[Data about app and page elements]
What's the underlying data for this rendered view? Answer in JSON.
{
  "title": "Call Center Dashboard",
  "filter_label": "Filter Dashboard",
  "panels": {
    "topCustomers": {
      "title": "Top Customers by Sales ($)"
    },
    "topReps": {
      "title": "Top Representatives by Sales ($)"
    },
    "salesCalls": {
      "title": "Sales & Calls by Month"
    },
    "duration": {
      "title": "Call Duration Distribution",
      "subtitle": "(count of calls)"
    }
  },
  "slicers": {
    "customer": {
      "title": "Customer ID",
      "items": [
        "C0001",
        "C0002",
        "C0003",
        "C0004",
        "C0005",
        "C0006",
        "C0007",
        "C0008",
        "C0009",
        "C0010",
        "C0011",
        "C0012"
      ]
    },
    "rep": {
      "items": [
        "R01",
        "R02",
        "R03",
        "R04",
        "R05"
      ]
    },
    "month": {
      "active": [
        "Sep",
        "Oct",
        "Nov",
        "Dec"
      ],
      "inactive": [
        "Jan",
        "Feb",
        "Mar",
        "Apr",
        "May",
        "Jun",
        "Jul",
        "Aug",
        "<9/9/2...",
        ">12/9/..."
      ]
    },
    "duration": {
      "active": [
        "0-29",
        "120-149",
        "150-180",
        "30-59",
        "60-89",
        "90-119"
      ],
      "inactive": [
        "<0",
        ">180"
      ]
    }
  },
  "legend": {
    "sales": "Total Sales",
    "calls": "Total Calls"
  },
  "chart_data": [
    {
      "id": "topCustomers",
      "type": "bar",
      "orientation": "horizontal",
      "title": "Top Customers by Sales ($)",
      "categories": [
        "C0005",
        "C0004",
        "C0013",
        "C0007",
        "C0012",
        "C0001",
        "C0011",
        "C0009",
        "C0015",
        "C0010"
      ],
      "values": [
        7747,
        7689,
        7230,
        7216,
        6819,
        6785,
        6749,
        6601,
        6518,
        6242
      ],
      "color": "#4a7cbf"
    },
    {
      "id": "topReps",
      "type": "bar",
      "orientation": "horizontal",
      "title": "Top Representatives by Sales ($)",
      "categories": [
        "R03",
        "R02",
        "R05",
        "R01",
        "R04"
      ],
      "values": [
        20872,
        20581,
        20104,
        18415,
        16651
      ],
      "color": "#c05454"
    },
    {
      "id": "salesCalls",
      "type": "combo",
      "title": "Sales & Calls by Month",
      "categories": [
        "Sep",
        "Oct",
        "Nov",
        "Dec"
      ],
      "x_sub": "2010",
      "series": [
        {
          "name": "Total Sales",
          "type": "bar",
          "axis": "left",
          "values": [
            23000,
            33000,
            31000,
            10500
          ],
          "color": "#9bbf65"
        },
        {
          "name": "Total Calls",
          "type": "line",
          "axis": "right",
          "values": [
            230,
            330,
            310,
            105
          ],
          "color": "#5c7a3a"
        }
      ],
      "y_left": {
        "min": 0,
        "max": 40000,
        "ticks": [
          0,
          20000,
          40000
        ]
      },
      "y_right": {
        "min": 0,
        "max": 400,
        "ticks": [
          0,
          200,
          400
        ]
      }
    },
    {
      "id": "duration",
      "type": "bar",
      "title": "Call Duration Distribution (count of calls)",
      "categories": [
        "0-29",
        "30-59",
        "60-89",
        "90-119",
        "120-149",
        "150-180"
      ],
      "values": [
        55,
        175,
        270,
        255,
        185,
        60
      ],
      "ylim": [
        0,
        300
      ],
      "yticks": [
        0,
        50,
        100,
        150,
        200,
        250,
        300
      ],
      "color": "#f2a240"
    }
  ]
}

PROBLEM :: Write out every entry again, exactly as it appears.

TASK ANSWER ::
What's the underlying data for this rendered view? Answer in JSON.
{
  "title": "Call Center Dashboard",
  "filter_label": "Filter Dashboard",
  "panels": {
    "topCustomers": {
      "title": "Top Customers by Sales ($)"
    },
    "topReps": {
      "title": "Top Representatives by Sales ($)"
    },
    "salesCalls": {
      "title": "Sales & Calls by Month"
    },
    "duration": {
      "title": "Call Duration Distribution",
      "subtitle": "(count of calls)"
    }
  },
  "slicers": {
    "customer": {
      "title": "Customer ID",
      "items": [
        "C0001",
        "C0002",
        "C0003",
        "C0004",
        "C0005",
        "C0006",
        "C0007",
        "C0008",
        "C0009",
        "C0010",
        "C0011",
        "C0012"
      ]
    },
    "rep": {
      "items": [
        "R01",
        "R02",
        "R03",
        "R04",
        "R05"
      ]
    },
    "month": {
      "active": [
        "Sep",
        "Oct",
        "Nov",
        "Dec"
      ],
      "inactive": [
        "Jan",
        "Feb",
        "Mar",
        "Apr",
        "May",
        "Jun",
        "Jul",
        "Aug",
        "<9/9/2...",
        ">12/9/..."
      ]
    },
    "duration": {
      "active": [
        "0-29",
        "120-149",
        "150-180",
        "30-59",
        "60-89",
        "90-119"
      ],
      "inactive": [
        "<0",
        ">180"
      ]
    }
  },
  "legend": {
    "sales": "Total Sales",
    "calls": "Total Calls"
  },
  "chart_data": [
    {
      "id": "topCustomers",
      "type": "bar",
      "orientation": "horizontal",
      "title": "Top Customers by Sales ($)",
      "categories": [
        "C0005",
        "C0004",
        "C0013",
        "C0007",
        "C0012",
        "C0001",
        "C0011",
        "C0009",
        "C0015",
        "C0010"
      ],
      "values": [
        7747,
        7689,
        7230,
        7216,
        6819,
        6785,
        6749,
        6601,
        6518,
        6242
      ],
      "color": "#4a7cbf"
    },
    {
      "id": "topReps",
      "type": "bar",
      "orientation": "horizontal",
      "title": "Top Representatives by Sales ($)",
      "categories": [
        "R03",
        "R02",
        "R05",
        "R01",
        "R04"
      ],
      "values": [
        20872,
        20581,
        20104,
        18415,
        16651
      ],
      "color": "#c05454"
    },
    {
      "id": "salesCalls",
      "type": "combo",
      "title": "Sales & Calls by Month",
      "categories": [
        "Sep",
        "Oct",
        "Nov",
        "Dec"
      ],
      "x_sub": "2010",
      "series": [
        {
          "name": "Total Sales",
          "type": "bar",
          "axis": "left",
          "values": [
            23000,
            33000,
            31000,
            10500
          ],
          "color": "#9bbf65"
        },
        {
          "name": "Total Calls",
          "type": "line",
          "axis": "right",
          "values": [
            230,
            330,
            310,
            105
          ],
          "color": "#5c7a3a"
        }
      ],
      "y_left": {
        "min": 0,
        "max": 40000,
        "ticks": [
          0,
          20000,
          40000
        ]
      },
      "y_right": {
        "min": 0,
        "max": 400,
        "ticks": [
          0,
          200,
          400
        ]
      }
    },
    {
      "id": "duration",
      "type": "bar",
      "title": "Call Duration Distribution (count of calls)",
      "categories": [
        "0-29",
        "30-59",
        "60-89",
        "90-119",
        "120-149",
        "150-180"
      ],
      "values": [
        55,
        175,
        270,
        255,
        185,
        60
      ],
      "ylim": [
        0,
        300
      ],
      "yticks": [
        0,
        50,
        100,
        150,
        200,
        250,
        300
      ],
      "color": "#f2a240"
    }
  ]
}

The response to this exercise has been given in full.